The second session of Maine’s legislature came to an end this week.
Or so we thought.
Instead, the first-time use of the governor’s line-item veto requires some type of legislative action. Traditionally the second session has been reserved for dealing with carryover legislation and items of immediate need, but for the last few years, budgetary and fiscal needs have become the primary focus and concern of our elected officials.
Money, or the lack of it, has dominated discussions and debates with Gov. LePage, his cabinet and the Legislature. There is no question that it’s an issue worthy of their time but, to reference a historic event that also made headlines recently, is the current course enacting change or merely rearranging the deck chairs such as on the ill-fated Titanic?
Maine’s economy is at a crossroads. One path leads to a different economic position and the other maintains our current conditions. We need to do more than “rearrange the chairs” of our economy. We must plug the hole, actively avoid additional dangers and move toward the goal of an improved economy.
But, what is Maine’s economic vision? What is our goal and how will we get there? We should consider the fundamental and structural changes that must take place in order to be successful. How we answer these questions in a fast-paced, changing technological and financial-structured global marketplace has never been more important.
The recent release of 2010 census data places Maine in a unique and potentially perilous position. Choices must be made and more importantly, how we arrive at our choices must be a collaborative process. The decisions we make must have the support of citizens, businesses, education and our community institutions. We cannot accept a centralized, single design as Maine’s vision and economic pathway to a better future.
Significant demographic factors for Maine also can be named as potential assets. They deserve additional study and research in order to identify how we can make them work for our state. Maine continues to be the nation’s oldest state and we keep getting grayer.
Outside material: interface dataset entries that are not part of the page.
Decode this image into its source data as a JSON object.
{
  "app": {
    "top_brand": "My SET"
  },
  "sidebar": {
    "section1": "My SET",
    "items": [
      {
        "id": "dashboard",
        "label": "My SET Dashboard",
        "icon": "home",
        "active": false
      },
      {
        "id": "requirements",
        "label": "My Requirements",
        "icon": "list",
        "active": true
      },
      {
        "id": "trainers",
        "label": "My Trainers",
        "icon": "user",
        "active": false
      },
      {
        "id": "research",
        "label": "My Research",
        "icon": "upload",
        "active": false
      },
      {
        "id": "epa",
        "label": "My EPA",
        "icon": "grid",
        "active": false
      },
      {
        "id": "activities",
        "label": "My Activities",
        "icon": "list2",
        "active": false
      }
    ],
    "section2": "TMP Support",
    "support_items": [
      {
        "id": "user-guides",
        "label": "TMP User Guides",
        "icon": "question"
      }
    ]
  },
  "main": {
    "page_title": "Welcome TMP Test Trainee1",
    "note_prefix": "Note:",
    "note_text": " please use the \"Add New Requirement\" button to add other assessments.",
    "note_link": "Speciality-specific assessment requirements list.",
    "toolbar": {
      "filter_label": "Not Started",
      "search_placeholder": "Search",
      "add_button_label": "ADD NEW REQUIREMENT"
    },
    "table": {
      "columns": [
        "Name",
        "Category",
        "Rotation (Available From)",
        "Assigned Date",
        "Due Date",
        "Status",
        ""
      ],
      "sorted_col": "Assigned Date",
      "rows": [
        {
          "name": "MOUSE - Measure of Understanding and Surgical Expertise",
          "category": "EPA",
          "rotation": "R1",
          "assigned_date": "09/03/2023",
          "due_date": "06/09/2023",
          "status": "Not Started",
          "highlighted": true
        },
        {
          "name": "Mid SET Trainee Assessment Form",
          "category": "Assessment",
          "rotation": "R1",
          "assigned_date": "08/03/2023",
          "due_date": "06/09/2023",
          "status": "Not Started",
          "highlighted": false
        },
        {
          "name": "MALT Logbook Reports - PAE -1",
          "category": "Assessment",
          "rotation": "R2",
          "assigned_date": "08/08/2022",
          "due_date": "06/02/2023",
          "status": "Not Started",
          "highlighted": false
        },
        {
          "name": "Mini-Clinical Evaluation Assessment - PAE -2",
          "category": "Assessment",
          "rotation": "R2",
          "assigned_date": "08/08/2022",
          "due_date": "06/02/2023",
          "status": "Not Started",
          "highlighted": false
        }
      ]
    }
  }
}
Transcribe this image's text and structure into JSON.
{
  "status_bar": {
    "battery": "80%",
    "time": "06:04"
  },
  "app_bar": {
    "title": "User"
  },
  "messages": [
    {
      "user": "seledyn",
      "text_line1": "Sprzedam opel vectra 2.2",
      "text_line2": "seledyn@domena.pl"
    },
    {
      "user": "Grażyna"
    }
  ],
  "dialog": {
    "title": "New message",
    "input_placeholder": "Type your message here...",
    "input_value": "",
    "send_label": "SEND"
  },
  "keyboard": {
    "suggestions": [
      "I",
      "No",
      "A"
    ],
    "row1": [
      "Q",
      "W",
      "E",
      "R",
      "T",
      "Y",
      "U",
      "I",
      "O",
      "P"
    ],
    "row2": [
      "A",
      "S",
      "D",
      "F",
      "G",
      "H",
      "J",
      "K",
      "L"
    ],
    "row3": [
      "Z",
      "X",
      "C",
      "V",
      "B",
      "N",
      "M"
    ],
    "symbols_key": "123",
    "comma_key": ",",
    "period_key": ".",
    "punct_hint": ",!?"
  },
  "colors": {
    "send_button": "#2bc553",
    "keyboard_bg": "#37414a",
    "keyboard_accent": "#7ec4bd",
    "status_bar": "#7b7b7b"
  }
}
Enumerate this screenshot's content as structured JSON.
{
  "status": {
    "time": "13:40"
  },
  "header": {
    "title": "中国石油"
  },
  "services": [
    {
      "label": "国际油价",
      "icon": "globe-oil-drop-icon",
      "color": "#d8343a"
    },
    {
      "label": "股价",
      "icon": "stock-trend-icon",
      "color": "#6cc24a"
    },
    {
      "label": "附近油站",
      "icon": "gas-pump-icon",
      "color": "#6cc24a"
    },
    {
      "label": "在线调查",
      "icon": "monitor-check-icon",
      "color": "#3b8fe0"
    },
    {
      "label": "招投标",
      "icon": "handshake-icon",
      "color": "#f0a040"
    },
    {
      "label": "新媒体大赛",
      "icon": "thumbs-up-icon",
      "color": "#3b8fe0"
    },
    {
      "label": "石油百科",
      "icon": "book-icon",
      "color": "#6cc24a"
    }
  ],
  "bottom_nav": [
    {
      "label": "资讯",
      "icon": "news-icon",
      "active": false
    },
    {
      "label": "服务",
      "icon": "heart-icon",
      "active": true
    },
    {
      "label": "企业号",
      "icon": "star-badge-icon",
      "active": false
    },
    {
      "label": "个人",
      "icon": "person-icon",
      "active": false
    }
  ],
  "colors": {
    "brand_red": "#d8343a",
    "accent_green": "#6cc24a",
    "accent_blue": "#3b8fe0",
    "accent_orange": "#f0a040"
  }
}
Census figures put Maine’s median age at 42.7 years — up from 38.6 years in 2000. The entire country is getting older. Baby boomers are becoming senior citizens and nearly 10,000 Americans are becoming eligible for Medicare each day. Add to those numbers the large number of our neighbors who are in their 80s and beyond and continue to be part of our communities and economic system. Many of these “senior seniors” are working, either as a way to remain active or out of financial necessity. Maine’s population is aging, but we’re not slowing down and that provides an economic opportunity.
Conversely, Mainers aren’t just growing older, but our state also has a low birth rate. Our younger population isn’t increasing at a rate that will offset the numbers of “graying” residents.
According to Amanda Rector, formerly with Maine’s state planning office, “We also see the younger population, particularly college-age students, moving out of state. We also tend to see retirees and the older population moving into the state which adds to the increasing median age as well.”
How do we create positive action from our demographic reality? Can we benefit from the growth of a mature work force?
Recognizing this dilemma, in 2009 the U.S. Department of Labor supported a three-year Aging Worker Initiative, which funded 10 sites to test new models of serving mature workers. As this initiative comes to a close, the Council for Adult and Experiential Learning, which provided technical assistance for the project, will invite leading experts on the mature work force to review what happened at the sites and develop a set of recommendations for policymakers and employers.
Maine has been selected as one of the 10 reviewed sites. The Eastern Maine Development Corp. — where I serve as president — and its partner, the Tri-County Workforce Investment Board, have participated in this effort. In addition, the Boston College Sloan Center on Aging & Work announced this week that experts on this subject will be presenting at a conference in Washington, D.C., on May 3: ” Tapping Mature Talent: Policies for a 21st Century Work f orce.”
This is an economic reality, albeit a new and potentially challenging one, is being considered nationwide and it’s one where Maine could be a leader.
A mature work force, one with talent not earned through any method other than experience and hard work, has the potential to be a key element in how we shape a new economy.
The second data piece from the 2010 census shows that Maine is the most rural state in the nation. Not only is our population “graying,” but it also is “thinning.” Maine’s population growth appears to be happening in the state’s small metros — Kittery/Portsmouth, Portland Metro, Lewiston/Auburn and the Bangor Metro — but our outlying communities remain small and rural by definition.
How we turn Maine’s position on “rural” into an asset is the next question that needs research, study and analysis. Many of us live in Maine because of its “simpler lifestyle,” lack of congestion, and livable communities. How do we brand our value of rural as a positive without destroying its uniqueness?
While working on our state’s fiscal policy concerns is important, public policy, initiatives and strategies must be developed to deal with the real demographic factors we face.
The discussion about how we can make the most of our existing assets and how we can turn realities that may be seen as detriments into assets should advance. Our governor and Legislature must find ways to move beyond only “fiscal policy.”
Michael W. Aube is president of Eastern Maine Development Corp. in Bangor. He is a past commissioner of Maine’s Department of Economic and Community Development and former state director of Maine USDA Rural Development.